## DATA EXTRACT
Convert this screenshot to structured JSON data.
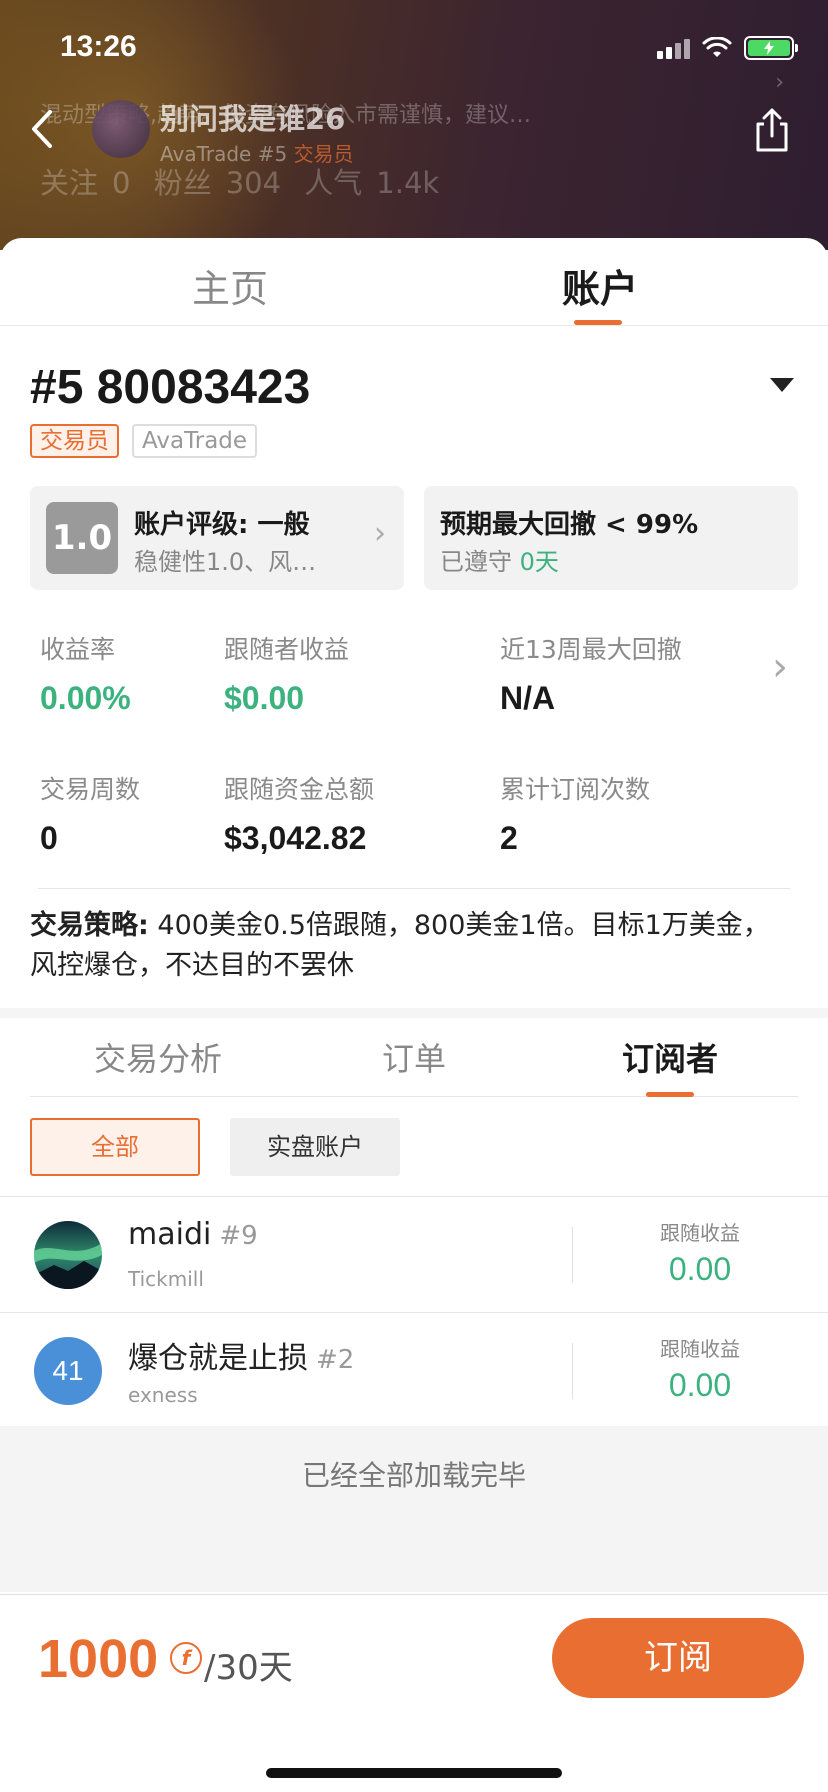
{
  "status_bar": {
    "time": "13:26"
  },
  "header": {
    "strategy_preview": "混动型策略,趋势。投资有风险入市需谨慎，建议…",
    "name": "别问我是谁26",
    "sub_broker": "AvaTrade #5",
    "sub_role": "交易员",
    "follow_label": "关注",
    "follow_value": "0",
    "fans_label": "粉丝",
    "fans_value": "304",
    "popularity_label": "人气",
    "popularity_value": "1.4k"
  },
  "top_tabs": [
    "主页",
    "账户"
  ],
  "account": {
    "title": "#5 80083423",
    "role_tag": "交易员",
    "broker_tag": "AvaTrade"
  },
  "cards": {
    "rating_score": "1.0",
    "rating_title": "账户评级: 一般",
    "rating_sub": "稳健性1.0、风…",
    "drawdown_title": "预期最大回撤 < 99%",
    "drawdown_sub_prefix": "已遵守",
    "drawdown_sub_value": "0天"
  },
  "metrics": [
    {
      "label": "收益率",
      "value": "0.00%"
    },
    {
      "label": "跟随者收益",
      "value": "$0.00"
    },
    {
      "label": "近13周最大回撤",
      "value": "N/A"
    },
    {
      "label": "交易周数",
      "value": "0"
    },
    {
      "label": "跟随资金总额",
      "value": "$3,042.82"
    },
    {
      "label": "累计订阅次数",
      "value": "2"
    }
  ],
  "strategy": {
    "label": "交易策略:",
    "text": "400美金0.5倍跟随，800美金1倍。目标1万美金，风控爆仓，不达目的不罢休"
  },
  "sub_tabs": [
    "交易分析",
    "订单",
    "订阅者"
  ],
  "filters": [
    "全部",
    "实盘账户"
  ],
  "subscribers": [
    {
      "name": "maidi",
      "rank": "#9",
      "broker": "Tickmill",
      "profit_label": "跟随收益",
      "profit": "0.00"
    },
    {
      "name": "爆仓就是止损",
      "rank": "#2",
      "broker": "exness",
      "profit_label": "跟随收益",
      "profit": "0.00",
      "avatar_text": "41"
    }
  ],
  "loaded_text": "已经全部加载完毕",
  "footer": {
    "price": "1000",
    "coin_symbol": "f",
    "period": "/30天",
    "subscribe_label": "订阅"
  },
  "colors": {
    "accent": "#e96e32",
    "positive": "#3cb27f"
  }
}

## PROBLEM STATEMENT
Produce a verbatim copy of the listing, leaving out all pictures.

## RESULT FOR THIS TASK
Convert this screenshot to structured JSON data.
{
  "status_bar": {
    "time": "13:26"
  },
  "header": {
    "strategy_preview": "混动型策略,趋势。投资有风险入市需谨慎，建议…",
    "name": "别问我是谁26",
    "sub_broker": "AvaTrade #5",
    "sub_role": "交易员",
    "follow_label": "关注",
    "follow_value": "0",
    "fans_label": "粉丝",
    "fans_value": "304",
    "popularity_label": "人气",
    "popularity_value": "1.4k"
  },
  "top_tabs": [
    "主页",
    "账户"
  ],
  "account": {
    "title": "#5 80083423",
    "role_tag": "交易员",
    "broker_tag": "AvaTrade"
  },
  "cards": {
    "rating_score": "1.0",
    "rating_title": "账户评级: 一般",
    "rating_sub": "稳健性1.0、风…",
    "drawdown_title": "预期最大回撤 < 99%",
    "drawdown_sub_prefix": "已遵守",
    "drawdown_sub_value": "0天"
  },
  "metrics": [
    {
      "label": "收益率",
      "value": "0.00%"
    },
    {
      "label": "跟随者收益",
      "value": "$0.00"
    },
    {
      "label": "近13周最大回撤",
      "value": "N/A"
    },
    {
      "label": "交易周数",
      "value": "0"
    },
    {
      "label": "跟随资金总额",
      "value": "$3,042.82"
    },
    {
      "label": "累计订阅次数",
      "value": "2"
    }
  ],
  "strategy": {
    "label": "交易策略:",
    "text": "400美金0.5倍跟随，800美金1倍。目标1万美金，风控爆仓，不达目的不罢休"
  },
  "sub_tabs": [
    "交易分析",
    "订单",
    "订阅者"
  ],
  "filters": [
    "全部",
    "实盘账户"
  ],
  "subscribers": [
    {
      "name": "maidi",
      "rank": "#9",
      "broker": "Tickmill",
      "profit_label": "跟随收益",
      "profit": "0.00"
    },
    {
      "name": "爆仓就是止损",
      "rank": "#2",
      "broker": "exness",
      "profit_label": "跟随收益",
      "profit": "0.00",
      "avatar_text": "41"
    }
  ],
  "loaded_text": "已经全部加载完毕",
  "footer": {
    "price": "1000",
    "coin_symbol": "f",
    "period": "/30天",
    "subscribe_label": "订阅"
  },
  "colors": {
    "accent": "#e96e32",
    "positive": "#3cb27f"
  }
}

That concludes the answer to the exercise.